Your answer must consist of every line from the data below that includes the word "JSON".

**INFORMATION SHOWN:**

------------------------------

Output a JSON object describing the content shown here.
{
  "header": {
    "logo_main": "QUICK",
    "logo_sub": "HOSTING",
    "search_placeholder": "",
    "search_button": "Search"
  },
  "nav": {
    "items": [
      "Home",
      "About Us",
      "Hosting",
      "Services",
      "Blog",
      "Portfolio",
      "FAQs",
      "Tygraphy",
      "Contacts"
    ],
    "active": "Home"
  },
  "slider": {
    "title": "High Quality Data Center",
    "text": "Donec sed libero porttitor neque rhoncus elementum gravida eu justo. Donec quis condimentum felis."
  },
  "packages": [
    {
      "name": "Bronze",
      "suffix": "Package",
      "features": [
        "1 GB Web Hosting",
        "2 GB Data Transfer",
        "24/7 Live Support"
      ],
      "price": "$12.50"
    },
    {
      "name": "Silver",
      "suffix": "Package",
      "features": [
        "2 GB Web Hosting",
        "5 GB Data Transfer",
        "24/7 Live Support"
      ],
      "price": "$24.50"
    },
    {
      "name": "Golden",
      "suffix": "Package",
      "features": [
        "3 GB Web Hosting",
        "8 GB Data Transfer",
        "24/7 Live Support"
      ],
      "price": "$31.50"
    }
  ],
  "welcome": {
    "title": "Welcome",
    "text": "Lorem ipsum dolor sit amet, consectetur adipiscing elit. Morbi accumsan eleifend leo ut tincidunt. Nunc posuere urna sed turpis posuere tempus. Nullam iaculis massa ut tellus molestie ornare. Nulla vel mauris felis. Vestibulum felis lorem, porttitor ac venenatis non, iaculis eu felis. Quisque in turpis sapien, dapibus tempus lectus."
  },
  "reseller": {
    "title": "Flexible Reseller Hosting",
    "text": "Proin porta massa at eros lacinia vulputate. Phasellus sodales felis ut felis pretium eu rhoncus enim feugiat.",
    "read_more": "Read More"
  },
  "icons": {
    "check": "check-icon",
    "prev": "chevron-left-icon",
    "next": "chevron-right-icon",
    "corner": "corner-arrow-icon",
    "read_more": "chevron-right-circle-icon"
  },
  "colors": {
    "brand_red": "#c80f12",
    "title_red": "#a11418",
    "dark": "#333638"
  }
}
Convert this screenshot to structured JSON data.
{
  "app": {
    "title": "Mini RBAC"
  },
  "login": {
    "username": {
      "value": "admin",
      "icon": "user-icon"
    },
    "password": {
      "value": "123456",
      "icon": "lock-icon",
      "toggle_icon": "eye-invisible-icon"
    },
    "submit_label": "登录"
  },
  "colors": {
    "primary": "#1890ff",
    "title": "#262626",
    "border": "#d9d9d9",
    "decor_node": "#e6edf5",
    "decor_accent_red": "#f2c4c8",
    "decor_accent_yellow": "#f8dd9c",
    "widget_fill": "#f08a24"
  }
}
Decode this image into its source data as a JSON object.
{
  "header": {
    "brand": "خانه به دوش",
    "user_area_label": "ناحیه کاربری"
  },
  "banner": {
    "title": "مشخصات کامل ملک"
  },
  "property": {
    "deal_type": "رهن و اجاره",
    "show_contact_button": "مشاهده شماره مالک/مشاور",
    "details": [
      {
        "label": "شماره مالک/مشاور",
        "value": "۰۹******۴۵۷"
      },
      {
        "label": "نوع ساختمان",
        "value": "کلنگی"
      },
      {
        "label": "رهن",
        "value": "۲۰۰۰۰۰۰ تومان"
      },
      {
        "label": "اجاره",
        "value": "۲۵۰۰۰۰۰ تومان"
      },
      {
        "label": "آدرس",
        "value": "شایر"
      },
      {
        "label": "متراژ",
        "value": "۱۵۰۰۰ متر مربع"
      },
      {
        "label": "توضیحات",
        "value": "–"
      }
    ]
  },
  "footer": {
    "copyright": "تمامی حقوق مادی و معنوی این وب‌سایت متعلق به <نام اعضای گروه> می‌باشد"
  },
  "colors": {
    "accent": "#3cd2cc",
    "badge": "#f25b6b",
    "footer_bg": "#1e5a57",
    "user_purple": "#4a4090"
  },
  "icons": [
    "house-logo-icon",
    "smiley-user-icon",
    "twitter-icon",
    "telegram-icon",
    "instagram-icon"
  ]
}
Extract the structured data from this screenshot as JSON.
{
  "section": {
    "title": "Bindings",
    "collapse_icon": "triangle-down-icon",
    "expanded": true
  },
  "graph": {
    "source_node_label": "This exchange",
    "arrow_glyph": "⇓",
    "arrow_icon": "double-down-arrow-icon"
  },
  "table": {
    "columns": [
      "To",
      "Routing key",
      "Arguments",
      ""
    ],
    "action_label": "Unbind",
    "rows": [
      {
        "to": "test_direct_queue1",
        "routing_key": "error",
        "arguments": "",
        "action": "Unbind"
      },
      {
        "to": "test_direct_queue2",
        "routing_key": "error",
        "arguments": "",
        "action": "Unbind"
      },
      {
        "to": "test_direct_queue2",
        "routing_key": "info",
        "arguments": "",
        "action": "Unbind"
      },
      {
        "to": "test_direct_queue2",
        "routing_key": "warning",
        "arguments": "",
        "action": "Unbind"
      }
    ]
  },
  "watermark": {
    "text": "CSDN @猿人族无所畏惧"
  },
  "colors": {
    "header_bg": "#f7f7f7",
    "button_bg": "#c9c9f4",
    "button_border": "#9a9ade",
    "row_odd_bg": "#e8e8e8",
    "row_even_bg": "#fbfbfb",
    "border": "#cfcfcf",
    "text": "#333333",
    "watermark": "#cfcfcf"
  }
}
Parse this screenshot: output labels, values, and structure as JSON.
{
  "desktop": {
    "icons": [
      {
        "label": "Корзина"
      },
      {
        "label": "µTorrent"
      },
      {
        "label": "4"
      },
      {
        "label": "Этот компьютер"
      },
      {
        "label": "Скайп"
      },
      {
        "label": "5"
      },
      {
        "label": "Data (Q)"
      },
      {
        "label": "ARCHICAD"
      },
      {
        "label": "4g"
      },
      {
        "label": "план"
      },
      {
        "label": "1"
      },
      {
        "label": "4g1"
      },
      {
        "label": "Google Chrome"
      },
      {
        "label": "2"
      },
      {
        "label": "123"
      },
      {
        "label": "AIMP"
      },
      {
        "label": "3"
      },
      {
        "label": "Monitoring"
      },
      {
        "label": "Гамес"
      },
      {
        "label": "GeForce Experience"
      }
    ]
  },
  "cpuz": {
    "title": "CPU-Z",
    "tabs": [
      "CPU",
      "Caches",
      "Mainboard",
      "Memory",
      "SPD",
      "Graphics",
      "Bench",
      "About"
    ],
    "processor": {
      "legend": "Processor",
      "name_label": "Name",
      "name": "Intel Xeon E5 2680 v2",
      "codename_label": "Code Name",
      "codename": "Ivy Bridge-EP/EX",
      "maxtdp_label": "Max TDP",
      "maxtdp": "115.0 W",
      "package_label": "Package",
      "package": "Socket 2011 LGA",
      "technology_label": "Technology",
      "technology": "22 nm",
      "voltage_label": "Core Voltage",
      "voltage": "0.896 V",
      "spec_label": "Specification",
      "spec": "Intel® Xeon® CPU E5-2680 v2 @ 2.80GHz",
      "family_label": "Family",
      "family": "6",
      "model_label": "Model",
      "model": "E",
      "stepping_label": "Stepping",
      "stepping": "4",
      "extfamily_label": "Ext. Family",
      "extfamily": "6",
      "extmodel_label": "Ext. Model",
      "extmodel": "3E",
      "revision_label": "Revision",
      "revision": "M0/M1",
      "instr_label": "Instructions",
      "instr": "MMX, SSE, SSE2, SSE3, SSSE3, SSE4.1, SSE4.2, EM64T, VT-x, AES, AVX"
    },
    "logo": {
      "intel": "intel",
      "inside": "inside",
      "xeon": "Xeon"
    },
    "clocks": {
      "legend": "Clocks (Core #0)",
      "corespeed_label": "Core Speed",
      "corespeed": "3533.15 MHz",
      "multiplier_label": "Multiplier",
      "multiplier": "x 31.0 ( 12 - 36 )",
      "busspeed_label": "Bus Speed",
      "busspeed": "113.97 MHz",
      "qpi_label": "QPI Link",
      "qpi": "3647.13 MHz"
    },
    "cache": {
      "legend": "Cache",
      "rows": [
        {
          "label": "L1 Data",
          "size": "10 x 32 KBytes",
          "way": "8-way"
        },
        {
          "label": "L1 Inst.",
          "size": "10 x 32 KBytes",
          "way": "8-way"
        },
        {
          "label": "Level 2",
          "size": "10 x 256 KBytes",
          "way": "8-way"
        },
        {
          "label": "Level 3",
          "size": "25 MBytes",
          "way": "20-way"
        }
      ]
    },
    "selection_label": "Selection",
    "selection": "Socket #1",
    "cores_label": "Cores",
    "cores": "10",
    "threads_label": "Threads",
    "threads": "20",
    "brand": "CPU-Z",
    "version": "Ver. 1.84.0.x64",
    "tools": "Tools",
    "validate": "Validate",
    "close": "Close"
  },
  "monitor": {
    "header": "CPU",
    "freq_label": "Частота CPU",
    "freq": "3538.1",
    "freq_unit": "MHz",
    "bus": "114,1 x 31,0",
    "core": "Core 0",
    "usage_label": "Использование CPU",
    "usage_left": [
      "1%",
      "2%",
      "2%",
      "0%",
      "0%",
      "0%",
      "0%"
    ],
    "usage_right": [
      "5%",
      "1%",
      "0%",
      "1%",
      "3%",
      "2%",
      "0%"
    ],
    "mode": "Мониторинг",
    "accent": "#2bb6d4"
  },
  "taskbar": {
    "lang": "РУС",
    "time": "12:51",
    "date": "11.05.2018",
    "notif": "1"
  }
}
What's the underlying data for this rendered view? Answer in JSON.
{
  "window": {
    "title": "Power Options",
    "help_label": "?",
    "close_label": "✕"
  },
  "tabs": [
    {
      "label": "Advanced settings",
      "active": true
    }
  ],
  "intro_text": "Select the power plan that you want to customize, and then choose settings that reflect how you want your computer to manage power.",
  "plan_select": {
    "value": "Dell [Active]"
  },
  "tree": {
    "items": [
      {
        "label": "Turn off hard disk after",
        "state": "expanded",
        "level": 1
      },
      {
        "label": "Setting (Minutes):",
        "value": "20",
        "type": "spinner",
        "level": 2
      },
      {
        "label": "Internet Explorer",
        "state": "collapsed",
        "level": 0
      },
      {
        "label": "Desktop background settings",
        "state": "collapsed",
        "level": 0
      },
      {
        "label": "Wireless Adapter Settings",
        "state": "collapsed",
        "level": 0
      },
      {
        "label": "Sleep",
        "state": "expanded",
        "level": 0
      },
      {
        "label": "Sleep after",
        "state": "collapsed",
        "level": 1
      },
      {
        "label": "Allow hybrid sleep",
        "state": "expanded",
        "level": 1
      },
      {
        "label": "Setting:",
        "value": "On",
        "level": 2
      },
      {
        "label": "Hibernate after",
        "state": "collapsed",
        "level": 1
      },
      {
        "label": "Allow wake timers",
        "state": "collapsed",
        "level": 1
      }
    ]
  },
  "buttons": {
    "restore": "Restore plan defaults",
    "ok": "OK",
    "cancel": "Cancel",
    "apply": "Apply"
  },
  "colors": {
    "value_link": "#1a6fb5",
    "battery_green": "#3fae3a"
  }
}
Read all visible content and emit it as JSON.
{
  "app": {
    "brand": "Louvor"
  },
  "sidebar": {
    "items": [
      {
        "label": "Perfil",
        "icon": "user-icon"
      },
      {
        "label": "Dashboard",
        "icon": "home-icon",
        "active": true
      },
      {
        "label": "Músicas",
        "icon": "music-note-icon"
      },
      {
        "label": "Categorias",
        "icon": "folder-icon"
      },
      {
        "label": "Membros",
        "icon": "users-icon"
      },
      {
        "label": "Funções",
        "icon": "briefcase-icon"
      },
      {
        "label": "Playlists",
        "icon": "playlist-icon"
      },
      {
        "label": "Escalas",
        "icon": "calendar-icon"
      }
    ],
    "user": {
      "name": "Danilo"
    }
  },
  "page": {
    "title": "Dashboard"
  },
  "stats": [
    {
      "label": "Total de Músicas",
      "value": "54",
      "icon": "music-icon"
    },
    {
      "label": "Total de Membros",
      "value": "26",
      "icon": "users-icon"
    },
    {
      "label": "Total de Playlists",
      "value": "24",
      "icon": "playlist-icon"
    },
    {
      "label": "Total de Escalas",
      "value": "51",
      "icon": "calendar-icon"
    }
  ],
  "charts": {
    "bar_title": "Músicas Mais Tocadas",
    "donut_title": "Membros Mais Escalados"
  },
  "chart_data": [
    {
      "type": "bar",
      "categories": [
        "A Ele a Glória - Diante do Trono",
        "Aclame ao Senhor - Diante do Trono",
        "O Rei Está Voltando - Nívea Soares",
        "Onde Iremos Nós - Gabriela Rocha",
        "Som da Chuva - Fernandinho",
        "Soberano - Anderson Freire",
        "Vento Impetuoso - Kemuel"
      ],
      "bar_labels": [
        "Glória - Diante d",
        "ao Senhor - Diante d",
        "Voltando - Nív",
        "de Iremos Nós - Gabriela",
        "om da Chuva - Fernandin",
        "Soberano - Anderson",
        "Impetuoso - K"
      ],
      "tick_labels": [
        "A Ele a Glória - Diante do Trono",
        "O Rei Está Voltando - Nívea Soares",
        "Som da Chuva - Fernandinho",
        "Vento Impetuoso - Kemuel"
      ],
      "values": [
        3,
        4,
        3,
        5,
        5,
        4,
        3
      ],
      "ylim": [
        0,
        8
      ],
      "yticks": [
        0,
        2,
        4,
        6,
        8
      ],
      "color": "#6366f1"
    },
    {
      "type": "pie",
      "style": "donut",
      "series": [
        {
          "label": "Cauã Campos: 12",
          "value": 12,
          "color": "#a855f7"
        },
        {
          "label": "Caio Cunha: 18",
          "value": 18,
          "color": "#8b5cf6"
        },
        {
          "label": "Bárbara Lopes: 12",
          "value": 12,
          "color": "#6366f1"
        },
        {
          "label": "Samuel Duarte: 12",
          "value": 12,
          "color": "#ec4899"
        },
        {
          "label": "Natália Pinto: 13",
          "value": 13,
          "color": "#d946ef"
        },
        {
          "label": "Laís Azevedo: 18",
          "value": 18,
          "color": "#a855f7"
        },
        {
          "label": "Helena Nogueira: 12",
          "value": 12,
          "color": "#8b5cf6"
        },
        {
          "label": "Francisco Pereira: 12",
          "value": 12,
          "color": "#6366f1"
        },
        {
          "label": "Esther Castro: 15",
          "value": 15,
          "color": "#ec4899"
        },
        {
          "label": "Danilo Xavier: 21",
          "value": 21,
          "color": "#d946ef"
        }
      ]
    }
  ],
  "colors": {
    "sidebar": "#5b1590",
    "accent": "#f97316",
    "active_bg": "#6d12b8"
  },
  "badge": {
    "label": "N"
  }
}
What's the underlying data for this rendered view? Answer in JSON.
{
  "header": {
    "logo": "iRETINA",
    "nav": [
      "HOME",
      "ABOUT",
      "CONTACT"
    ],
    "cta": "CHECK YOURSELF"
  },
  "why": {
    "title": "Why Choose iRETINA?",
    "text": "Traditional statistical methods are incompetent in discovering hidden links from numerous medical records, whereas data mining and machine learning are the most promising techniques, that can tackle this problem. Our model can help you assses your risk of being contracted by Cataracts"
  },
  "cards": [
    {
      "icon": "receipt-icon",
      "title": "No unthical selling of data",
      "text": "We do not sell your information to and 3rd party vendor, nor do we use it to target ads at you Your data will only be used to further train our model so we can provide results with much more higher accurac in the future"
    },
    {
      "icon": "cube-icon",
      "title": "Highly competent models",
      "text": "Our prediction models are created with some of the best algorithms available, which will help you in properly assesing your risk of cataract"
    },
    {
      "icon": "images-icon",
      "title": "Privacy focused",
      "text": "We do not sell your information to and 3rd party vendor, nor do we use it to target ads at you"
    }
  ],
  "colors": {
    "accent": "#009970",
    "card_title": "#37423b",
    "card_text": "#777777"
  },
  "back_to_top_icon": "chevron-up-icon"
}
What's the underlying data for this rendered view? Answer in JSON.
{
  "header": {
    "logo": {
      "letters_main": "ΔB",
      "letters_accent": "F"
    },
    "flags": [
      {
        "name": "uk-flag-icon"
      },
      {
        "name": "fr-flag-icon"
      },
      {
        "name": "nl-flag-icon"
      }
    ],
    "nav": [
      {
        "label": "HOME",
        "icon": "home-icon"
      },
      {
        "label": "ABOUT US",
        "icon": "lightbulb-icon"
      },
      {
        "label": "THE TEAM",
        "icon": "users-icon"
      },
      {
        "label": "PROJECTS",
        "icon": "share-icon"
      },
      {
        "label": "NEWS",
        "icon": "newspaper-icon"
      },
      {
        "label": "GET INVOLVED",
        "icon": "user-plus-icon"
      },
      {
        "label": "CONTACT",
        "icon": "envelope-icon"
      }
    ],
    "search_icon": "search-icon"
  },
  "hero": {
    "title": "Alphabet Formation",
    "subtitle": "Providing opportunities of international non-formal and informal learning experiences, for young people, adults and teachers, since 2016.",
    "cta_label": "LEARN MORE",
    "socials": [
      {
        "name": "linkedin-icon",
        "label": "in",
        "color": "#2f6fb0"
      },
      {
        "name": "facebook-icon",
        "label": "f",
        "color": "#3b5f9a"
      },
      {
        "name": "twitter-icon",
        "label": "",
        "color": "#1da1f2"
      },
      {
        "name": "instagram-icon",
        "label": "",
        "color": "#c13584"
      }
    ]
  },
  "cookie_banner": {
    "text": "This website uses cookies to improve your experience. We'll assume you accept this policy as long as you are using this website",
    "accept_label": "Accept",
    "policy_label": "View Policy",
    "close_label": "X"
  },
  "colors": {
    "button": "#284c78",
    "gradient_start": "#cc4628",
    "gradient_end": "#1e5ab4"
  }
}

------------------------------

**WRITTEN RESPONSE:**
Output a JSON object describing the content shown here.
Convert this screenshot to structured JSON data.
Decode this image into its source data as a JSON object.
Extract the structured data from this screenshot as JSON.
Parse this screenshot: output labels, values, and structure as JSON.
What's the underlying data for this rendered view? Answer in JSON.
Read all visible content and emit it as JSON.
What's the underlying data for this rendered view? Answer in JSON.
What's the underlying data for this rendered view? Answer in JSON.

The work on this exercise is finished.